- [Instructions for the task]:
Give the records again exactly as written. Leave out the pictures.

- [Materials provided]:
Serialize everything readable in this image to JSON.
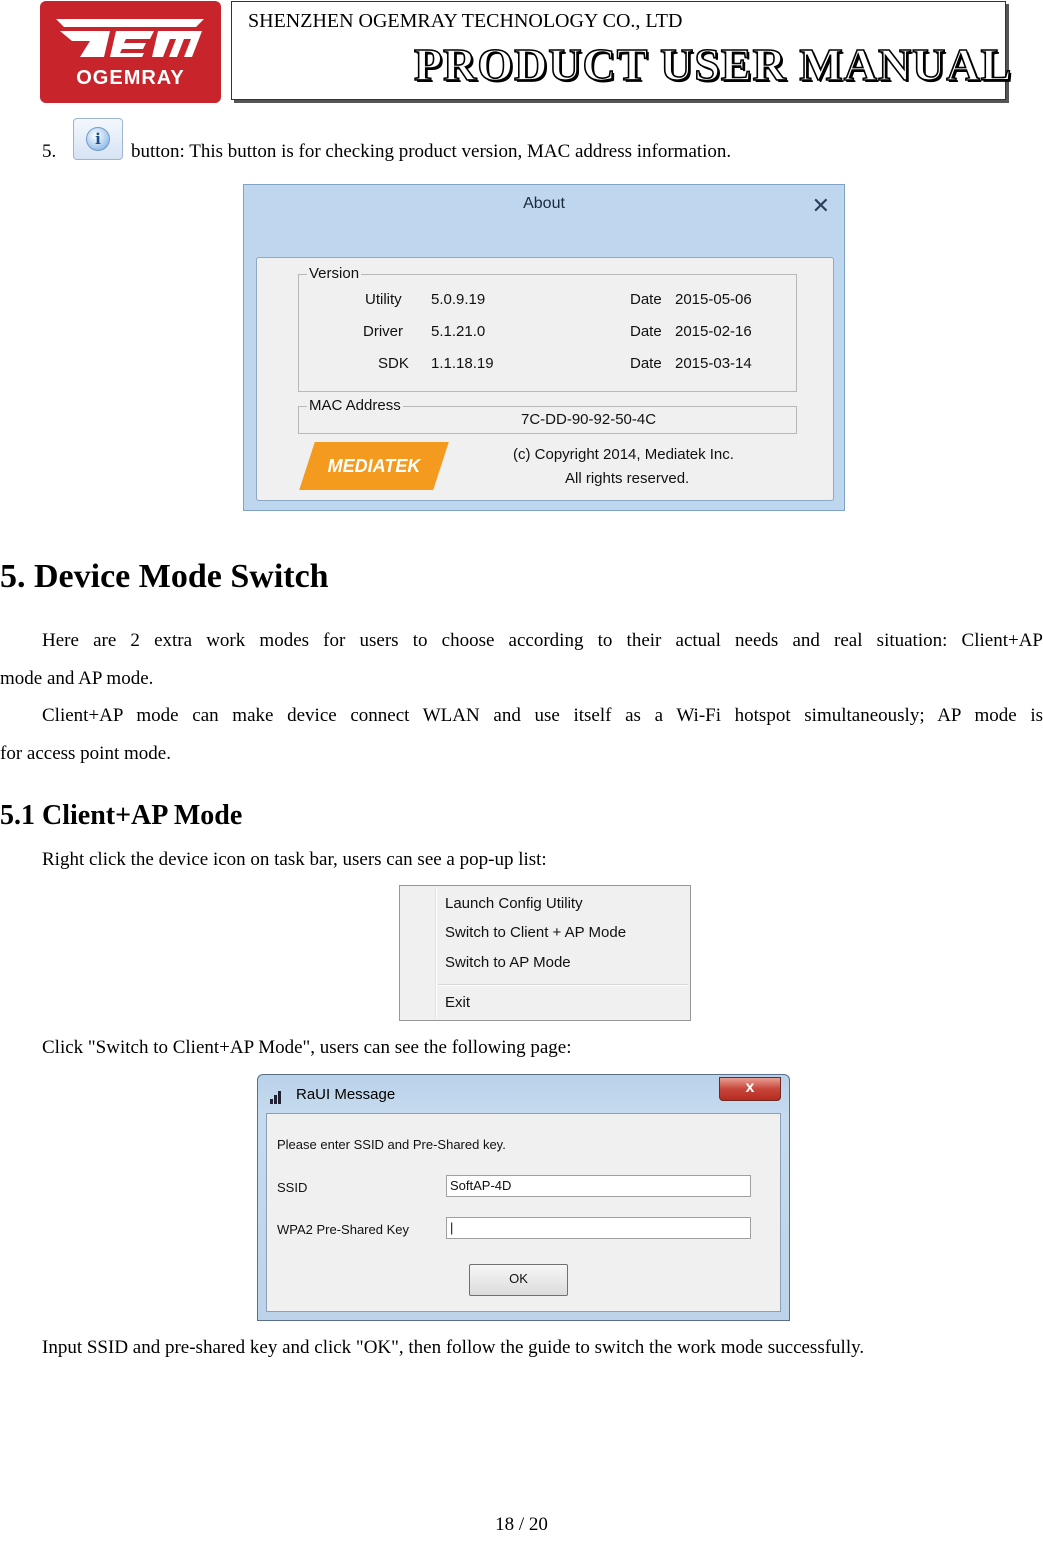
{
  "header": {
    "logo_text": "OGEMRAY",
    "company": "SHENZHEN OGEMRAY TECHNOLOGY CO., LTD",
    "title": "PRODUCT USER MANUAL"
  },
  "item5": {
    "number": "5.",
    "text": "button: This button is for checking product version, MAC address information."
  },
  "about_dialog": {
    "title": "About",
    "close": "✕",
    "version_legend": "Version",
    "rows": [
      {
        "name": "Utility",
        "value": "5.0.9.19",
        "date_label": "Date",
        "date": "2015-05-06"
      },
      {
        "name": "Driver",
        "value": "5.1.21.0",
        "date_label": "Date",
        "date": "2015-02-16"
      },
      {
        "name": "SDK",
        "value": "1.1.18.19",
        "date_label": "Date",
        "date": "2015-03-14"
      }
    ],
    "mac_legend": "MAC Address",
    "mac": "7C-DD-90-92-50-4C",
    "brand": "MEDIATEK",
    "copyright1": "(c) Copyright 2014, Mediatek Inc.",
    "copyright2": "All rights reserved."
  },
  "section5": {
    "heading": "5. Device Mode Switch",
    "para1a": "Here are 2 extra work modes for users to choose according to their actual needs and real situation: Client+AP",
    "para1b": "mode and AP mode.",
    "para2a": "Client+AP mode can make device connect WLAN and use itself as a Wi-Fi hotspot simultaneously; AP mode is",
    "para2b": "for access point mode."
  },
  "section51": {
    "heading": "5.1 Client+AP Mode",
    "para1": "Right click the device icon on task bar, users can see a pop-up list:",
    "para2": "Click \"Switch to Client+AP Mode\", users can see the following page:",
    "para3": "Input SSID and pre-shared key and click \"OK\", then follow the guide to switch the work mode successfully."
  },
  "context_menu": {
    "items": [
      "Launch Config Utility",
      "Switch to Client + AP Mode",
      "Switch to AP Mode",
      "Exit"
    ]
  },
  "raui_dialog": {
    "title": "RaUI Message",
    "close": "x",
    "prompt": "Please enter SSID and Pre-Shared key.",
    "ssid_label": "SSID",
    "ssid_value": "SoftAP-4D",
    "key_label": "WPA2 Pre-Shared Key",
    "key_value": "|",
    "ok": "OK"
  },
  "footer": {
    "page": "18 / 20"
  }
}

- [Output below]:
Serialize everything readable in this image to JSON.
{
  "header": {
    "logo_text": "OGEMRAY",
    "company": "SHENZHEN OGEMRAY TECHNOLOGY CO., LTD",
    "title": "PRODUCT USER MANUAL"
  },
  "item5": {
    "number": "5.",
    "text": "button: This button is for checking product version, MAC address information."
  },
  "about_dialog": {
    "title": "About",
    "close": "✕",
    "version_legend": "Version",
    "rows": [
      {
        "name": "Utility",
        "value": "5.0.9.19",
        "date_label": "Date",
        "date": "2015-05-06"
      },
      {
        "name": "Driver",
        "value": "5.1.21.0",
        "date_label": "Date",
        "date": "2015-02-16"
      },
      {
        "name": "SDK",
        "value": "1.1.18.19",
        "date_label": "Date",
        "date": "2015-03-14"
      }
    ],
    "mac_legend": "MAC Address",
    "mac": "7C-DD-90-92-50-4C",
    "brand": "MEDIATEK",
    "copyright1": "(c) Copyright 2014, Mediatek Inc.",
    "copyright2": "All rights reserved."
  },
  "section5": {
    "heading": "5. Device Mode Switch",
    "para1a": "Here are 2 extra work modes for users to choose according to their actual needs and real situation: Client+AP",
    "para1b": "mode and AP mode.",
    "para2a": "Client+AP mode can make device connect WLAN and use itself as a Wi-Fi hotspot simultaneously; AP mode is",
    "para2b": "for access point mode."
  },
  "section51": {
    "heading": "5.1 Client+AP Mode",
    "para1": "Right click the device icon on task bar, users can see a pop-up list:",
    "para2": "Click \"Switch to Client+AP Mode\", users can see the following page:",
    "para3": "Input SSID and pre-shared key and click \"OK\", then follow the guide to switch the work mode successfully."
  },
  "context_menu": {
    "items": [
      "Launch Config Utility",
      "Switch to Client + AP Mode",
      "Switch to AP Mode",
      "Exit"
    ]
  },
  "raui_dialog": {
    "title": "RaUI Message",
    "close": "x",
    "prompt": "Please enter SSID and Pre-Shared key.",
    "ssid_label": "SSID",
    "ssid_value": "SoftAP-4D",
    "key_label": "WPA2 Pre-Shared Key",
    "key_value": "|",
    "ok": "OK"
  },
  "footer": {
    "page": "18 / 20"
  }
}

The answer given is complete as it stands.